10 Things to Know About Food Allergy Reactions
May 20, 2016
Once an allergic reaction starts, there is no way to tell for certain how it will progress. A mild reaction can progress to a life-threatening one within minutes. Here’s a list of 10 things everyone should understand in case you come in contact with someone that has a food allergy.
1. They’re real, and they happen a lot.
We used to call food allergies “rare,” but the numbers are telling us they’re a very real problem. Since the 1990s, the prevalence of food allergies has grown dramatically. According to Food Allergy Research and Education, fifteen million Americans report having some allergic reaction to food, including 8% of all children.
2. How frequently do severe reactions occur?
More often than we used to think. About 40% of children with food allergies have had what medical professionals would call a “severe” reaction. They typically happen very quickly and don’t involve the typical symptoms of hives or mouth tingling — they can even be life-threatening.
3. What are the common symptoms?
An allergic reaction normally occurs within minutes of eating the trigger food. Symptoms include hives, red, itchy skin, and itchy nose and eyes, as well as vomiting, stomach cramps or diarrhea. The most severe reaction, anaphylaxis, is life threatening.
4. When shouldn’t epinephrine be given?
Doctors should exercise prudential judgment based on the patient’s individual symptoms. It’s possible that a “wait and see” approach might be sufficient.
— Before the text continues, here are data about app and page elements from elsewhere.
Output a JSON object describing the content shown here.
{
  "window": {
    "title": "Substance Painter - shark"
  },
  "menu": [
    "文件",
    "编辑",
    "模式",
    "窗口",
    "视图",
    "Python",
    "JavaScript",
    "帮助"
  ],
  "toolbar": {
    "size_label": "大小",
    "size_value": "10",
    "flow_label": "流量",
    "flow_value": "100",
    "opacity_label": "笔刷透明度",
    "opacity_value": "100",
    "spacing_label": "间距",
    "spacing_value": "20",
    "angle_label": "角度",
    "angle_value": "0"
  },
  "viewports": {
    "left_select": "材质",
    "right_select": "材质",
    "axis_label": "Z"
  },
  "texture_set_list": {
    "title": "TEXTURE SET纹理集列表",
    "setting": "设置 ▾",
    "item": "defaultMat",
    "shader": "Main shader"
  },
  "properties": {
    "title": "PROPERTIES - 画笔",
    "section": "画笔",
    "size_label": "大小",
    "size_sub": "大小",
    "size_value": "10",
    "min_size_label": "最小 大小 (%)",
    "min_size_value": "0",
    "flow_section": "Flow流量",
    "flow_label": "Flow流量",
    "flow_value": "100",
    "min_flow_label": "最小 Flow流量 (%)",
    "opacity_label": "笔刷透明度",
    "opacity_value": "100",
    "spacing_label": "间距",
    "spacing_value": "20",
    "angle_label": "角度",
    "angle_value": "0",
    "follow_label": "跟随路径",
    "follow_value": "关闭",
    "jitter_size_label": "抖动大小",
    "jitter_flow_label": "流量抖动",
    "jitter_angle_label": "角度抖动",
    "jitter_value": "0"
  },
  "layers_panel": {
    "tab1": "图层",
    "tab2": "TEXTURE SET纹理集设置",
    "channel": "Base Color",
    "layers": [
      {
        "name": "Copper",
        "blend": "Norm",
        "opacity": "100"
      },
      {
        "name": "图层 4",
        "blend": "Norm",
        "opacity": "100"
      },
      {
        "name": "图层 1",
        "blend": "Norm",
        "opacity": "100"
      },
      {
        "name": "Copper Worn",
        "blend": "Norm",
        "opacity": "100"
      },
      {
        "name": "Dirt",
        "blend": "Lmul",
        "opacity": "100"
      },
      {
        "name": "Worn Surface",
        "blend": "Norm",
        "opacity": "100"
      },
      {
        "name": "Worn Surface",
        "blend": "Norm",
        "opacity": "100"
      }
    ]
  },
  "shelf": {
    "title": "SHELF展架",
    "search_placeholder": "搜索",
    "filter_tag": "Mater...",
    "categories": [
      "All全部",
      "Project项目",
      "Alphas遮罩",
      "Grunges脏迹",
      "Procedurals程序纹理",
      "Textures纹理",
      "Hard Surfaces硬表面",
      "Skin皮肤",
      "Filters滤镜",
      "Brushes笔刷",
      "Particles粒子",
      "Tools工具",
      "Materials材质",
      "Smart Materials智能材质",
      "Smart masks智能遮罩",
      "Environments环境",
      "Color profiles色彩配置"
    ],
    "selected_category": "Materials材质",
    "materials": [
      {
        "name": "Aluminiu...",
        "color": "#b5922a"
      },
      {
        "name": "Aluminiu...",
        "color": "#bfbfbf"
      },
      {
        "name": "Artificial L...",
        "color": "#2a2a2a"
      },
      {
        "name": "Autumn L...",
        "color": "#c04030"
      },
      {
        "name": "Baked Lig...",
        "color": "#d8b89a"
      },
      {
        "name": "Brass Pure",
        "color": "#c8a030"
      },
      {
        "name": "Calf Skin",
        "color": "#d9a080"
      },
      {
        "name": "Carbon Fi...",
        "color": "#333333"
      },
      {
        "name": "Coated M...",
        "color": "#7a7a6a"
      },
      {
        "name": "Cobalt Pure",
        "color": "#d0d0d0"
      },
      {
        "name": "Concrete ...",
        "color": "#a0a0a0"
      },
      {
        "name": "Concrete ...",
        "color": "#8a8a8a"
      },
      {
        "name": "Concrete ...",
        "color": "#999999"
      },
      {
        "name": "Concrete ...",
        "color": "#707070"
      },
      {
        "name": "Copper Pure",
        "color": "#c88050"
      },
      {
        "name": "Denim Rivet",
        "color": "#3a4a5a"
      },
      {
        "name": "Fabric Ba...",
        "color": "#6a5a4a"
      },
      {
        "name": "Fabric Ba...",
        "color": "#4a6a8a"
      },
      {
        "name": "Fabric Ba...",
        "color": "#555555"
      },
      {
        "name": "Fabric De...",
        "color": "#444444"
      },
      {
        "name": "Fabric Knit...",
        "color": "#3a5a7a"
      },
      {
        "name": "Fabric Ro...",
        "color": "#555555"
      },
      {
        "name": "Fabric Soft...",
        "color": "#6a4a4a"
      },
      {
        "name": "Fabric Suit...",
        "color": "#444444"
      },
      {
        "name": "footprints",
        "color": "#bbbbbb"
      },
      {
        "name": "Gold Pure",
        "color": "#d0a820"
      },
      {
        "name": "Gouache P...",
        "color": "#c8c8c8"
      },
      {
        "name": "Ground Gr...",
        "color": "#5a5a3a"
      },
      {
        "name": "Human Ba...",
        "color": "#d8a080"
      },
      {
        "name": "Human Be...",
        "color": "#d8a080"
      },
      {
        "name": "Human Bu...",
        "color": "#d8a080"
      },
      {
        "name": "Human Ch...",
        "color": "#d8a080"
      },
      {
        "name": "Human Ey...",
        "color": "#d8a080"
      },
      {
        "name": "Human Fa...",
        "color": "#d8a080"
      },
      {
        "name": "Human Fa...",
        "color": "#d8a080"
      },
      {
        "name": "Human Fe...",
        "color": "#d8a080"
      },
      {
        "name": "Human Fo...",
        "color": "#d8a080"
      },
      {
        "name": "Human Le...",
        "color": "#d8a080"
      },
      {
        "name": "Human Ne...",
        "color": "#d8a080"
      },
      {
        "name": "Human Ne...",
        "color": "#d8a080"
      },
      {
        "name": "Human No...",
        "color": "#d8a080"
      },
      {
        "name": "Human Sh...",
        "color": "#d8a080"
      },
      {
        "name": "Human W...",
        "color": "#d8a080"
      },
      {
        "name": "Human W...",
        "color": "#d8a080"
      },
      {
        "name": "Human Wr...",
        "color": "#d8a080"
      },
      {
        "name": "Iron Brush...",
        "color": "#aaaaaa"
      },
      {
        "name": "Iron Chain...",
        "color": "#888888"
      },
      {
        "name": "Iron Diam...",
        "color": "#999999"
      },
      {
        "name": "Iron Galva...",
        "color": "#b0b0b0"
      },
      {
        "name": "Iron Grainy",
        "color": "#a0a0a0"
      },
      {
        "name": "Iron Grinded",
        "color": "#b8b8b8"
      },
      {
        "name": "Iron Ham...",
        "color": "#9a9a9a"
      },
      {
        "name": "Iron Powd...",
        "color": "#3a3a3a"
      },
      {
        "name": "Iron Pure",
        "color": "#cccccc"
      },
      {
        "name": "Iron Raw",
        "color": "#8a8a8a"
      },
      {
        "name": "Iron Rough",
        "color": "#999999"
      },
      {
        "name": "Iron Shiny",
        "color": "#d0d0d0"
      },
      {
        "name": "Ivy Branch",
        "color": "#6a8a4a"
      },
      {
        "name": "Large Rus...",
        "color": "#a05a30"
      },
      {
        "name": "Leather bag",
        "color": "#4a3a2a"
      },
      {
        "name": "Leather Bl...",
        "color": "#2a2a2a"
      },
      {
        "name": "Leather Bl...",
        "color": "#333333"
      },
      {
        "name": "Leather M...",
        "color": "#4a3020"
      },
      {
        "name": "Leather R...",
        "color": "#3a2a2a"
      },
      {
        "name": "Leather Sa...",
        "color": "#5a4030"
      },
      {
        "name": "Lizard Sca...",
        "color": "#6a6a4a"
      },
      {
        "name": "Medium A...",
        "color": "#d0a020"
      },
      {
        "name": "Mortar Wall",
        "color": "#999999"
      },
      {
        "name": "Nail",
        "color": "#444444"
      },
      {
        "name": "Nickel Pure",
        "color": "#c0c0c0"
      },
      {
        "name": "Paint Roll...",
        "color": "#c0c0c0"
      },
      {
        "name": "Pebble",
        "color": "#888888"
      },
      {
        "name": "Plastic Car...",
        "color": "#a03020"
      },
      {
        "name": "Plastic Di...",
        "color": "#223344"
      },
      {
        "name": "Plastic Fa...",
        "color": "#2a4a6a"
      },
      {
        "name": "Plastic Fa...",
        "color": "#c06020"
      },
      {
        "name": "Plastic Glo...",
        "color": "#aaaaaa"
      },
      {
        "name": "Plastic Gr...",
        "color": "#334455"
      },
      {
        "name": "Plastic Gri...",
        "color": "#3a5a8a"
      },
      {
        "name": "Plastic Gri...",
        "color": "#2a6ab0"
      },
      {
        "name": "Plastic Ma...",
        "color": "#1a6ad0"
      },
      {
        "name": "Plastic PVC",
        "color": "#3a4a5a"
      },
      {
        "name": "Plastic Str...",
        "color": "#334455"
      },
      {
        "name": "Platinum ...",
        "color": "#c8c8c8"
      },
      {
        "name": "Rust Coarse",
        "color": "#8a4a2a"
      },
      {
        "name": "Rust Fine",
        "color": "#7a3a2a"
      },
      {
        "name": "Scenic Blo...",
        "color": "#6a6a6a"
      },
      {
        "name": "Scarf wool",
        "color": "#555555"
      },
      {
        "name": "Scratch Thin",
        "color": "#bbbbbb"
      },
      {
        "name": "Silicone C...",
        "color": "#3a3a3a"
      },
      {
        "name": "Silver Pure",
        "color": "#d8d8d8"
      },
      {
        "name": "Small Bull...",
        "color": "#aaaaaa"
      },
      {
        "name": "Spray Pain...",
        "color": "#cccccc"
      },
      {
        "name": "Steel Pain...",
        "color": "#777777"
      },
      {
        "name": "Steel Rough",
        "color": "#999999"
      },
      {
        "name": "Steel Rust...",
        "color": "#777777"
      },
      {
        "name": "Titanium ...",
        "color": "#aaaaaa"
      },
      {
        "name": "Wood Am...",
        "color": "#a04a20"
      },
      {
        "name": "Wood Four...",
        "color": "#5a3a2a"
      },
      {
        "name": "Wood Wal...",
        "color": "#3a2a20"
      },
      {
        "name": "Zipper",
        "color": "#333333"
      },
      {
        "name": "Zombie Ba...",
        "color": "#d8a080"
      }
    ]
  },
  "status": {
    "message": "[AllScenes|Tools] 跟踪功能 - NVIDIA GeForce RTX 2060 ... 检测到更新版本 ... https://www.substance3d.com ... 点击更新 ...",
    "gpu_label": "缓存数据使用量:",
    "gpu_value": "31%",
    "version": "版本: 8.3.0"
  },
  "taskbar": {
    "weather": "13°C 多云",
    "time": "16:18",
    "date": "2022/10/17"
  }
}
However since symptoms can turn serious quickly, use your best judgment and, in case of doubt, go ahead – use the epinephrine or call 911.
5. Sometimes antihistamines aren’t enough
Sure, they can stop an itch or clear up a few hives, but antihistamines can’t do anything to stop anaphylaxis (viz., the body’s reaction to the allergen itself). The only way to really treat an allergy is to see an allergist and/or immunologist.
6. What should I tell my ER doctor?
As much as possible. As a general rule of the thumb, the more the doctor knows, the better care he or she will be able to give you. That includes all food allergies and related ailments.
7. Afraid of needles?
You’re gonna have to get over it. Think of your auto-injector as your friend and lifesaver, not a thing to be feared. In administered correctly, you’ll feel a lot better after the shot!
8. What foods are kids most allergic to?
Peanuts, shellfish, tree nuts, milk, eggs and wheat are the most common, with peanut allergies present in 25% of allergic children in one highly-cited pediatric study.
9. The peanut is the most common food allergy
Millions of American can’t have those complimentary peanuts on the ballfield. Peanuts and tree nuts are also the most common triggers in food allergy fatalities, so recent public precautions against allergen contamination are warranted.
10. It’s a balancing act.
We realize you may know a parent whose child had a “mild peanut allergy” and could eat “X” or do “X” without a problem. They may have been lucky! Always speak to an allergist about your or your child’s symptoms and allergies to determine how to best keep safe, while living life without fear.